And what made that Milwaukee event doubly special was that Mandel, herself, picked up reading from her book after the death of the actor, her fictional Arthur Leander, in the Lear performance.
She and the bookstore had pulled off a staged reading of a highly theatrical, even cinematic story, which now appears to be driving deeply into hard-won terrain. This is a new work of literary fiction that has begun impacting a widening readership of enthusiastic consumers.
On Amazon.com, you’ll find that a certain portion of the readership has consistently rated Station Eleven No. 1 in the Kindle Store … for time travel. It’s actually not a time-travel book, not quite. But this is how it’s communicating to them, and how marvelous is that?

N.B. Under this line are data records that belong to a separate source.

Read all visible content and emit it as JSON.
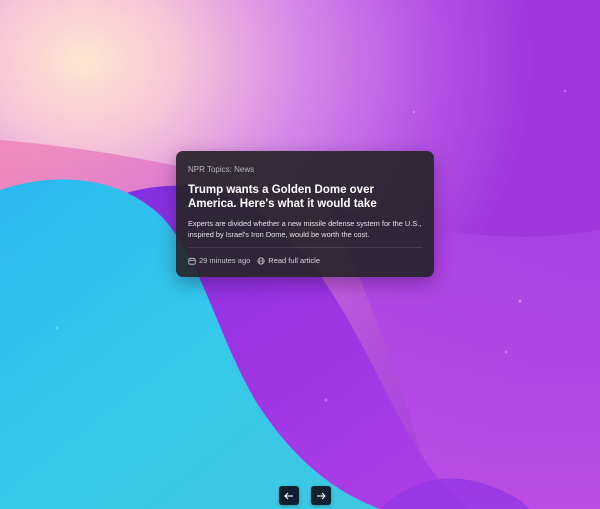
{
  "card": {
    "source": "NPR Topics: News",
    "title": "Trump wants a Golden Dome over America. Here's what it would take",
    "description": "Experts are divided whether a new missile defense system for the U.S., inspired by Israel's Iron Dome, would be worth the cost.",
    "time_ago": "29 minutes ago",
    "read_link": "Read full article",
    "time_icon": "calendar-icon",
    "link_icon": "globe-icon"
  },
  "navigation": {
    "prev_icon": "arrow-left-icon",
    "next_icon": "arrow-right-icon"
  },
  "colors": {
    "card_background": "#262428",
    "nav_button_background": "#11202e",
    "wallpaper_purple": "#a63ce0",
    "wallpaper_cyan": "#2fc6ec",
    "wallpaper_pink": "#f6a9c9"
  }
}
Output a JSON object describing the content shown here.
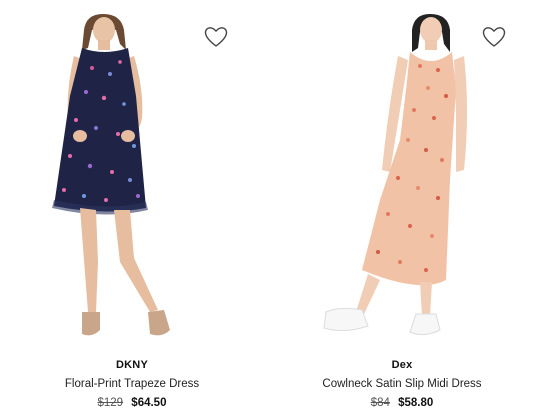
{
  "products": [
    {
      "brand": "DKNY",
      "name": "Floral-Print Trapeze Dress",
      "original_price": "$129",
      "sale_price": "$64.50",
      "image": "navy-floral-sleeveless-dress-photo",
      "wishlist_icon": "heart-outline-icon"
    },
    {
      "brand": "Dex",
      "name": "Cowlneck Satin Slip Midi Dress",
      "original_price": "$84",
      "sale_price": "$58.80",
      "image": "peach-floral-satin-slip-dress-photo",
      "wishlist_icon": "heart-outline-icon"
    }
  ],
  "colors": {
    "background": "#ffffff",
    "text": "#222222",
    "dress_navy": "#1f2446",
    "dress_peach": "#f2c2a6"
  }
}
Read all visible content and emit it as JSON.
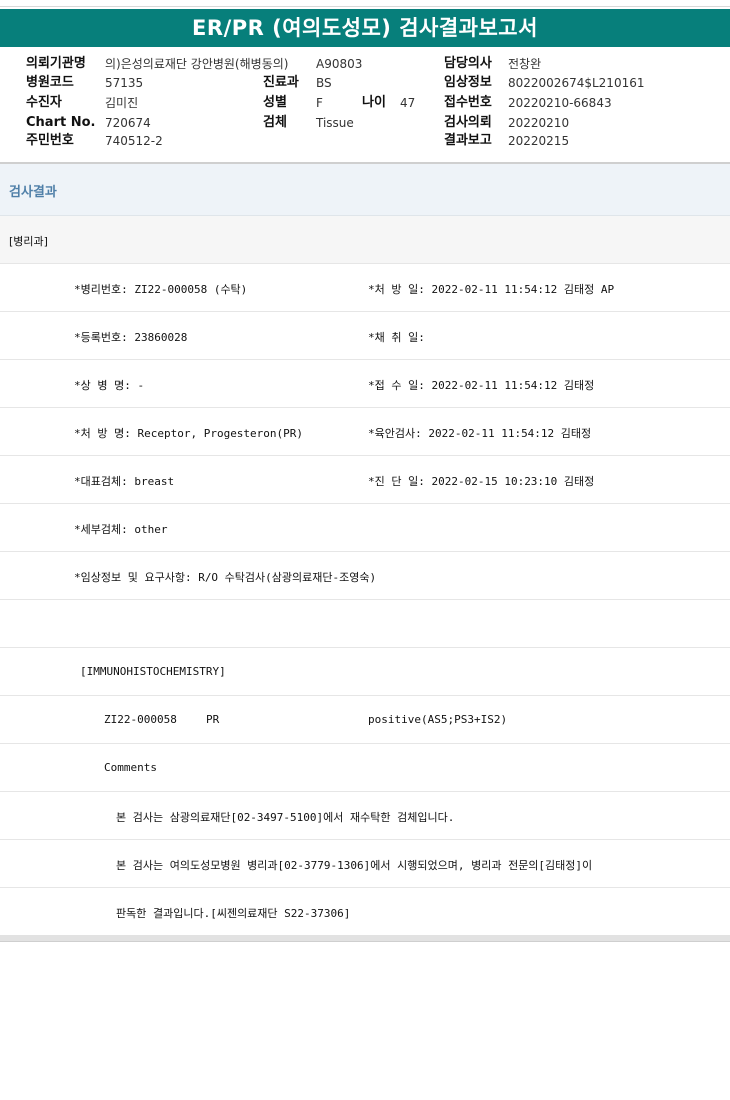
{
  "title": "ER/PR (여의도성모) 검사결과보고서",
  "header": {
    "hospital_label": "의뢰기관명",
    "hospital_value": "의)은성의료재단 강안병원(해병동의)",
    "hospital_code": "A90803",
    "doctor_label": "담당의사",
    "doctor_value": "전창완",
    "code_label": "병원코드",
    "code_value": "57135",
    "dept_label": "진료과",
    "dept_value": "BS",
    "clinical_label": "임상정보",
    "clinical_value": "8022002674$L210161",
    "patient_label": "수진자",
    "patient_value": "김미진",
    "sex_label": "성별",
    "sex_value": "F",
    "age_label": "나이",
    "age_value": "47",
    "receipt_label": "접수번호",
    "receipt_value": "20220210-66843",
    "chart_label": "Chart No.",
    "chart_value": "720674",
    "specimen_label": "검체",
    "specimen_value": "Tissue",
    "request_label": "검사의뢰",
    "request_value": "20220210",
    "id_label": "주민번호",
    "id_value": "740512-2",
    "report_label": "결과보고",
    "report_value": "20220215"
  },
  "section_title": "검사결과",
  "rows": {
    "r0": "[병리과]",
    "r1a": "*병리번호: ZI22-000058 (수탁)",
    "r1b": "*처 방 일: 2022-02-11 11:54:12  김태정 AP",
    "r2a": "*등록번호: 23860028",
    "r2b": "*채 취 일:",
    "r3a": "*상 병 명: -",
    "r3b": "*접 수 일: 2022-02-11 11:54:12  김태정",
    "r4a": "*처 방 명: Receptor, Progesteron(PR)",
    "r4b": "*육안검사: 2022-02-11 11:54:12  김태정",
    "r5a": "*대표검체: breast",
    "r5b": "*진 단 일: 2022-02-15 10:23:10  김태정",
    "r6a": "*세부검체: other",
    "r7a": "*임상정보 및 요구사항: R/O 수탁검사(삼광의료재단-조영숙)",
    "r8a": "",
    "r9a": "[IMMUNOHISTOCHEMISTRY]",
    "r10a": "ZI22-000058",
    "r10b": "PR",
    "r10c": "positive(AS5;PS3+IS2)",
    "r11a": "Comments",
    "r12a": "본 검사는 삼광의료재단[02-3497-5100]에서 재수탁한 검체입니다.",
    "r13a": "본 검사는 여의도성모병원 병리과[02-3779-1306]에서 시행되었으며, 병리과 전문의[김태정]이",
    "r14a": "판독한 결과입니다.[씨젠의료재단 S22-37306]"
  }
}
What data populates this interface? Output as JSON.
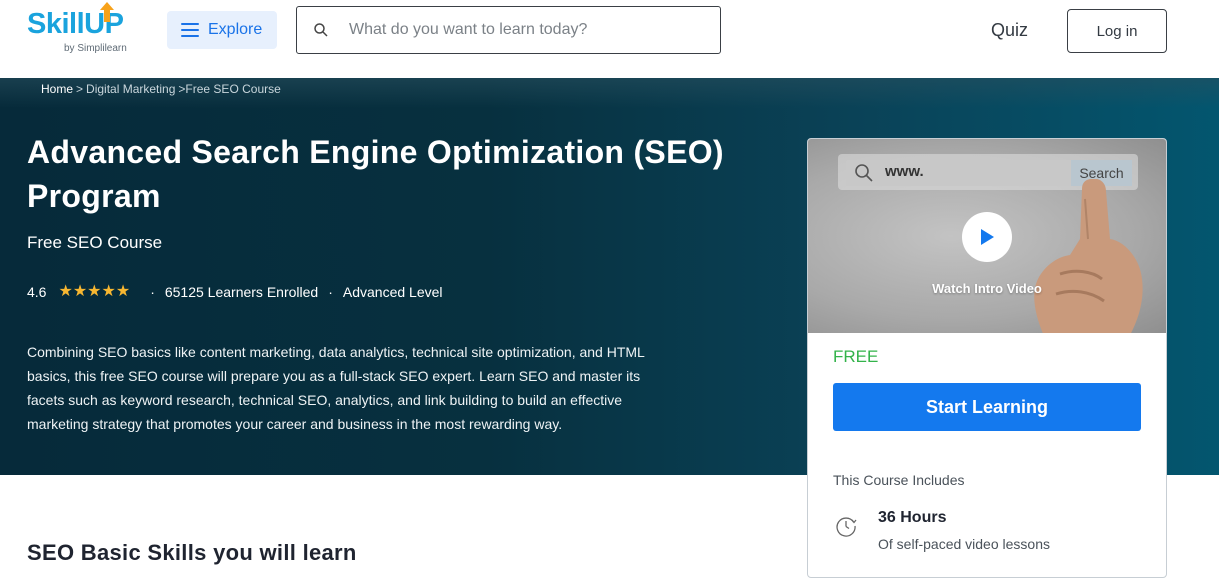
{
  "header": {
    "logo_text": "SkillUP",
    "logo_sub": "by Simplilearn",
    "explore_label": "Explore",
    "search_placeholder": "What do you want to learn today?",
    "search_value": "",
    "quiz_label": "Quiz",
    "login_label": "Log in"
  },
  "breadcrumb": {
    "items": [
      "Home",
      "Digital Marketing",
      "Free SEO Course"
    ],
    "separator": ">"
  },
  "hero": {
    "title": "Advanced Search Engine Optimization (SEO) Program",
    "subtitle": "Free SEO Course",
    "rating": "4.6",
    "rating_value": 4.6,
    "rating_max": 5,
    "learners": "65125 Learners Enrolled",
    "level": "Advanced Level",
    "description": "Combining SEO basics like content marketing, data analytics, technical site optimization, and HTML basics, this free SEO course will prepare you as a full-stack SEO expert. Learn SEO and master its facets such as keyword research, technical SEO, analytics, and link building to build an effective marketing strategy that promotes your career and business in the most rewarding way."
  },
  "card": {
    "video": {
      "thumb_url_text": "www.",
      "thumb_search_text": "Search",
      "watch_label": "Watch Intro Video"
    },
    "price": "FREE",
    "start_label": "Start Learning",
    "includes_title": "This Course Includes",
    "includes": [
      {
        "icon": "clock-icon",
        "title": "36 Hours",
        "detail": "Of self-paced video lessons"
      }
    ]
  },
  "section": {
    "title": "SEO Basic Skills you will learn"
  },
  "colors": {
    "brand_blue": "#1aa3dd",
    "accent_blue": "#1479ee",
    "free_green": "#33b34a",
    "star_gold": "#f7b731",
    "hero_dark": "#062a3a",
    "hero_teal": "#03566f"
  }
}
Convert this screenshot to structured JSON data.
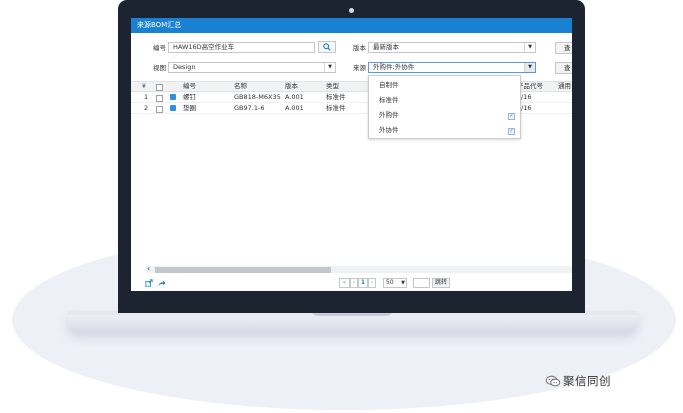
{
  "window": {
    "title": "来源BOM汇总"
  },
  "filters": {
    "code_label": "编号",
    "code_value": "HAW16D高空作业车",
    "version_label": "版本",
    "version_value": "最新版本",
    "view_label": "视图",
    "view_value": "Design",
    "source_label": "来源",
    "source_value": "外购件;外协件",
    "side_button_1": "查",
    "side_button_2": "查"
  },
  "grid": {
    "headers": [
      "编号",
      "名称",
      "版本",
      "类型",
      "产品代号",
      "通用"
    ],
    "rows": [
      {
        "index": "1",
        "code": "螺钉",
        "name": "GB818-M6X35",
        "version": "A.001",
        "type": "标准件",
        "product_code": "/16"
      },
      {
        "index": "2",
        "code": "垫圈",
        "name": "GB97.1-6",
        "version": "A.001",
        "type": "标准件",
        "product_code": "/16"
      }
    ]
  },
  "source_dropdown": {
    "options": [
      {
        "label": "自制件",
        "checked": false
      },
      {
        "label": "标准件",
        "checked": false
      },
      {
        "label": "外购件",
        "checked": true
      },
      {
        "label": "外协件",
        "checked": true
      }
    ]
  },
  "pager": {
    "page": "1",
    "page_size": "50",
    "jump_label": "跳转"
  },
  "brand": {
    "text": "聚信同创"
  },
  "icons": {
    "search": "search-icon",
    "export": "export-icon",
    "share": "share-icon",
    "prev": "chevron-left-icon",
    "first": "double-chevron-left-icon"
  },
  "colors": {
    "titlebar": "#1a80d1",
    "bezel": "#1c2431"
  }
}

Another sector of the readership terms it “post-apocalyptic.” Well…you read it and decide if it’s that kind of book. I think you’ll find it something deeper, more meaningful, far more nourishing to your life today than we generally expect from “post-apoc.”
“The hope, of course,” says Knopf’s Paul Bogaards, “is that what happens for a writer who has a backlist” like Mandel’s “is that readers of Station Eleven will go back and find Last Night in Montreal” and her other books.
This is the sort of success we seem to be watching play out.
“It doesn’t always happen,” Bogaards reminds us. “We’re committed to a lot of publications,” he says, gracious to the last word: “We’re not successful all the time.
“And that’s what makes this business so interesting — so vexing at times and so rewarding at others.”
Whether Emily St. John Mandel’s Station Eleven captures the National Book Award this week — and you can watch the evening live here — it’s stirring to see publishing’s forces rising so richly behind talent so significant. These have been hard years of digital transition for the industry! the industry! And sometimes a winner means a great, great deal.
“The commitment,” Bogaards says, “is never wavering. And the early indicators are good. We still have more work to do. But we’re committed to it. This is a long, slow burn.”
And a bright one.